Volume 2013, Article ID 506317, 7 pages
Research Article

The Effects of Sa-Am Acupuncture Treatment on Respiratory Physiology Parameters in Amyotrophic Lateral Sclerosis Patients: A Pilot Study

1Department of Acupuncture & Moxibustion, Wonkwang University Korean Medical Hospital, 543-8 Juwol Dong, Nam-gu, Gwangju 503-310, Republic of Korea
2ALS Center of Wonkwang University Korean Medical Hospital, 543-8 Juwol Dong, Nam-gu, Gwangju 503-310, Republic of Korea

Received 26 February 2013; Revised 25 July 2013; Accepted 25 July 2013

Academic Editor: Lixing Lao

Copyright © 2013 Sangmi Lee and Sungchul Kim. This is an open access article distributed under the Creative Commons Attribution License, which permits unrestricted use, distribution, and reproduction in any medium, provided the original work is properly cited.


Respiratory dysfunction and complications are the most common causes of death in amyotrophic lateral sclerosis. This is a pilot study to observe the changes in respiratory physiology parameters after Sa-am acupuncture treatment. Eighteen ALS patients received Sa-am acupuncture treatment twice a day for 5 days. The EtCO2, SpO2, RR, and pulse rate were measured for 15 min before and during treatment, using capnography and oximetry. Correlation of K-ALSFRS-R scores against measured parameters showed that patients who had high K-ALSFRS-R scores had greater changes in pulse rate after acupuncture stimulation; they also showed a decrease in EtCO2, RR, and pulse rate and an increase in SpO2. A comparison of the mean values of these different parameters before and after Sa-am acupuncture stimulation revealed statistically significant differences ( ) in SpO2 and pulse rate, but none in EtCO2 and RR. Sa-am acupuncture treatment on ALS patients seems to be more effective in the early stages of the disease.
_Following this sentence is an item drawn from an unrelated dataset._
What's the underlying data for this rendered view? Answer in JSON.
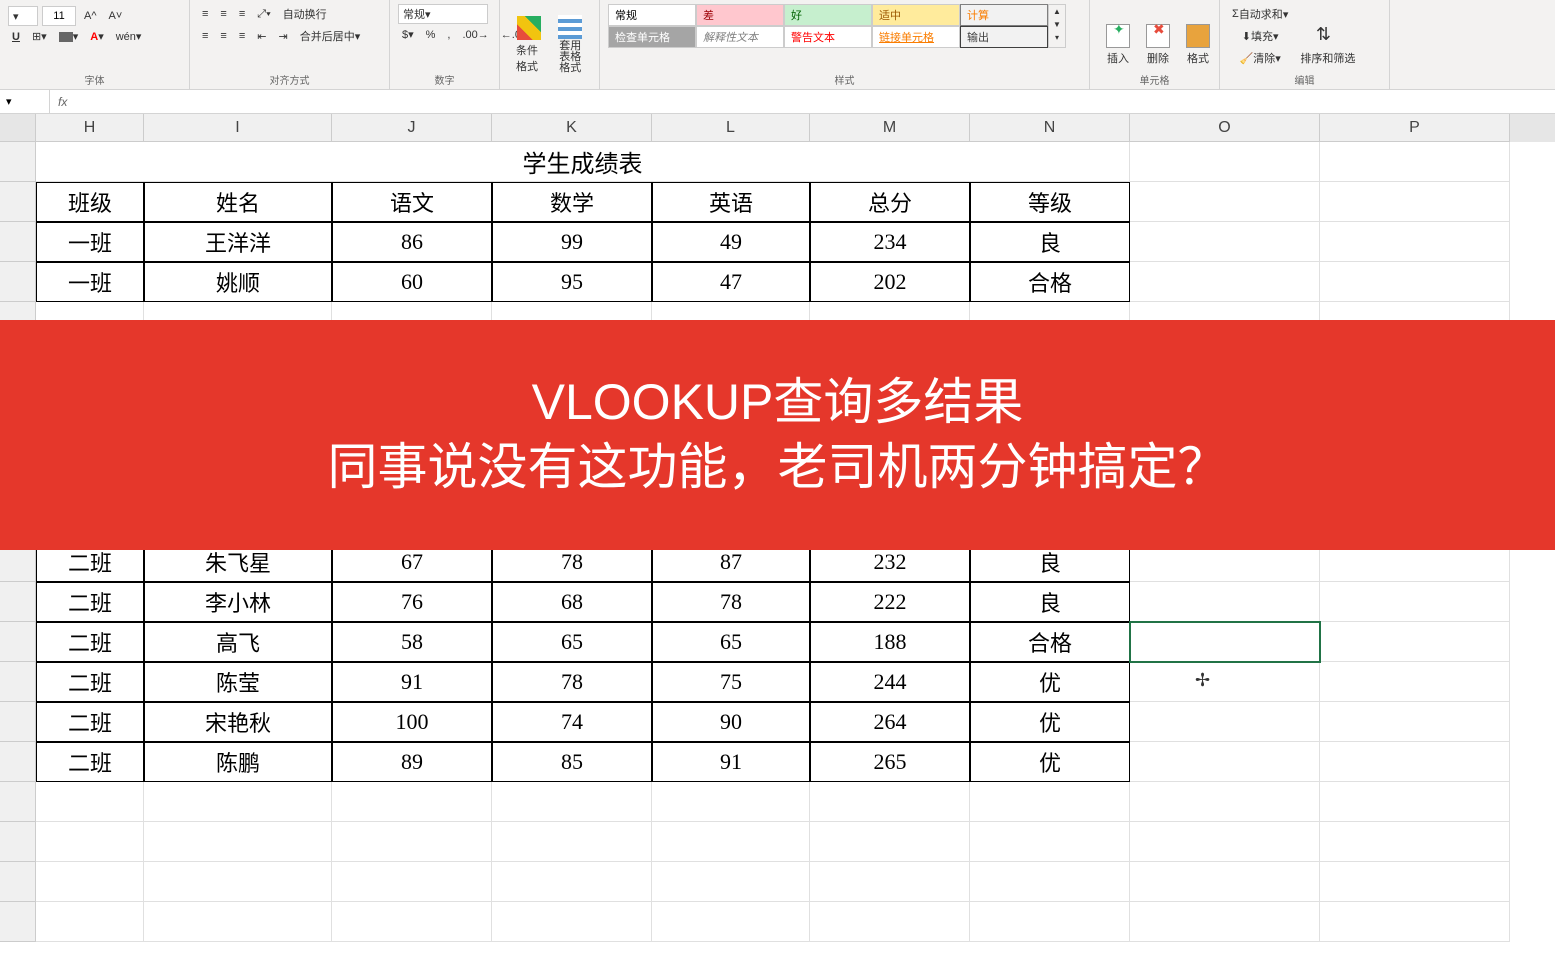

In light of increased SpO2 values, Sa-am acupuncture appears to have a greater effect on inspiration rather than on expiration. As a pilot study of acupuncture on ALS patients, this study could be used as a basis for future research.